The Second Life Collection
Ms. Bonavita - Board President (New Orleans)
Nina Simone knew about the power of fashion when she said, “I love clothes. If you come out and you look the way you want to look, you will create a mood before you open your mouth and sometimes that can be enough to get your audience in the groove that you want” (Interview by Lilian Terry, July 1968, Voices from the Jazz Dimension) Dressing up for any occasion requires thought but none more than when you are dressing to impress. Dressing for an interview may not feel like dressing for a performance but you are in essence trying to win over your audience. You want them in the palm of your hand.
My Grandpa saved me from law school
This idea of fashion and its ability to influence was not lost on Nancy Lublin, a 20 something law student who remembered her father’s words that he ‘could decide who he was going to hire, by the time he saw them walk from their car to the front of the building’. So, when she got a $5000 check from the estate of her late grandfather - a polish immigrant who worked all his life - she knew she wanted to put that money towards those in need. She shared her idea with her law professor who told her to go see 2 nuns in Spanish Harlem in New York City. Ms. Lublin learnt from these nuns/community workers that they came across many women who didn’t show up for an interview because they didn’t have anything to wear or at times wore their most expensive outfit even if it was inappropriate.
These events were the lead up to the creation of ‘Dress For Success’ – a non-profit global organization that provides free clothes and services for women who need a little help to return or enter the workforce. Ms. Lublin, after many sacrifices and relentless pursuit was able to see her passion project grow from New York to cities across America and even overseas.

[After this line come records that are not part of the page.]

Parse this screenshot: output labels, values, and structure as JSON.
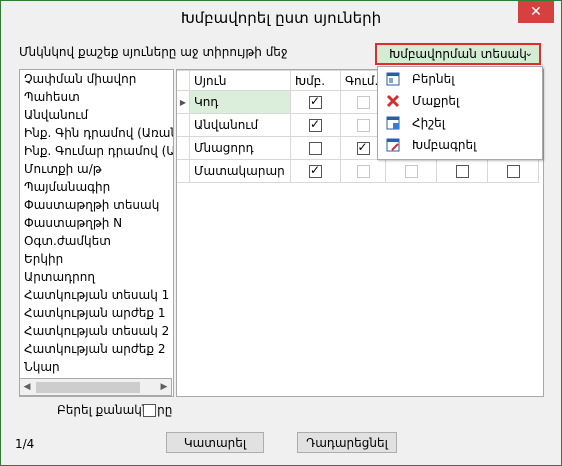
{
  "window": {
    "title": "Խմբավորել ըստ սյուների",
    "close_glyph": "✕"
  },
  "subtitle": "Մնկնկով քաշեք սյուները աջ տիրույթի մեջ",
  "group_type": {
    "label": "Խմբավորման տեսակ",
    "chevron": "⌄"
  },
  "group_menu": [
    {
      "label": "Բերնել",
      "icon": "layout-icon"
    },
    {
      "label": "Մաքրել",
      "icon": "red-x-icon"
    },
    {
      "label": "Հիշել",
      "icon": "save-grid-icon"
    },
    {
      "label": "Խմբագրել",
      "icon": "edit-grid-icon"
    }
  ],
  "left_columns": [
    "Չափման միավոր",
    "Պահեստ",
    "Անվանում",
    "Ինք. Գին դրամով (Առանձ",
    "Ինք. Գումար դրամով (Առ",
    "Մուտքի ա/թ",
    "Պայմանագիր",
    "Փաստաթղթի տեսակ",
    "Փաստաթղթի N",
    "Օգտ.ժամկետ",
    "Երկիր",
    "Արտադրող",
    "Հատկության տեսակ 1",
    "Հատկության արժեք 1",
    "Հատկության տեսակ 2",
    "Հատկության արժեք 2",
    "Նկար"
  ],
  "grid": {
    "headers": [
      "Սյուն",
      "Խմբ.",
      "Գում."
    ],
    "rows": [
      {
        "name": "Կոդ",
        "group": true,
        "sum": false,
        "sum_disabled": true,
        "extra1": false,
        "extra2": false,
        "selected": true
      },
      {
        "name": "Անվանում",
        "group": true,
        "sum": false,
        "sum_disabled": true,
        "extra1": false,
        "extra2": false,
        "selected": false
      },
      {
        "name": "Մնացորդ",
        "group": false,
        "sum": true,
        "sum_disabled": false,
        "extra1": false,
        "extra2": false,
        "selected": false
      },
      {
        "name": "Մատակարար",
        "group": true,
        "sum": false,
        "sum_disabled": true,
        "extra1": false,
        "extra2": false,
        "selected": false
      }
    ],
    "row_indicator": "▶"
  },
  "bring_quantities": {
    "label": "Բերել քանակները",
    "checked": false
  },
  "pager": "1/4",
  "buttons": {
    "ok": "Կատարել",
    "cancel": "Դադարեցնել"
  },
  "colors": {
    "accent_green": "#d4ebd4",
    "highlight_red": "#e32b2b",
    "close_red": "#d84040"
  }
}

A ‘Dress For Success’ affiliate exists in New Orleans, LA and initially this gave me mixed feelings. While it’s great that there is an organization helping women in need, it also points to the sad reality that life can spiral out of control and put us in vulnerable situations, and that even the ‘Big Easy’ is not immune to this harsh reality. Meaghan Bonavita, Lori Byargeon and Brianna Reddeman, along with generous volunteers, are the reassuring face of the New Orleans affiliate. These women continue to work relentlessly towards providing ‘economic independence’ for women who are referred to them by other social service agencies. Ms. Bonavita, the Board President, pointed out that each ‘Dress For Success’ affiliate has to raise its own funds. While key partnerships provide support with products they do not provide financial assistance. They also rely on donations from the community in the form of work appropriate clothes, shoes and accessories and even monetary donations.

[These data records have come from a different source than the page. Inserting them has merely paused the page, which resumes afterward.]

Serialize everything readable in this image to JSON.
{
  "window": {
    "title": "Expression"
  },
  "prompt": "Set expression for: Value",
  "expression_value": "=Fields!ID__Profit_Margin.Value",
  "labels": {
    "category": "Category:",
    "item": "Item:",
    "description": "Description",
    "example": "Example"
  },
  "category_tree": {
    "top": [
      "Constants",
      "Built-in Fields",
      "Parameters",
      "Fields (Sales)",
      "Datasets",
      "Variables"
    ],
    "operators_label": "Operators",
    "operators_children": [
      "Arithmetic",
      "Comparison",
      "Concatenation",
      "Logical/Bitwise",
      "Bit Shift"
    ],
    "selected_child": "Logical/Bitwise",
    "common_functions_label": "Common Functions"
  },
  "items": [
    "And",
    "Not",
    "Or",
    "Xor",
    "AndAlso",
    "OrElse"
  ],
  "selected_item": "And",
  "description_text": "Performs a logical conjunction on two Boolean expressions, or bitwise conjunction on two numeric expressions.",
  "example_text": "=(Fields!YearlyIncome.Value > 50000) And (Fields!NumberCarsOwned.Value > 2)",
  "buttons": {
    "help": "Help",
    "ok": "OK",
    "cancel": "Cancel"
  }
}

The space they currently use on Magazine Street used to be a bridal boutique and so while it’s fitting for holding beautiful designer suits and accessories it restricts them from offering more career center opportunities. This is their vision for 2017 and beyond, to ‘grow their career center, and provide a comfortable space and more computers’ to foster a learning environment. This non-profit’s mission has always been more than just the clothes they provide, it’s also about ‘keeping women in these jobs’ which is why the New Orleans affiliate, partners with Women In Action, to provide a mentorship program that continues to provide a network of support.
Ms. Bonavita, fondly recalled a fundraising event, where she was approached by a woman who was working at the hotel and had been waiting all day in the hope of seeing her to thank her and ‘Dress For Success’ for changing her life. These are the life-changing stories that Ms. Bonavita hears quite often and which provide the impetus to keep on planning, fundraising and supporting these women. After being around some of the women they help and hearing some of their stories, I couldn’t help but feel optimistic about the success they have enjoyed and the growth that also awaits them.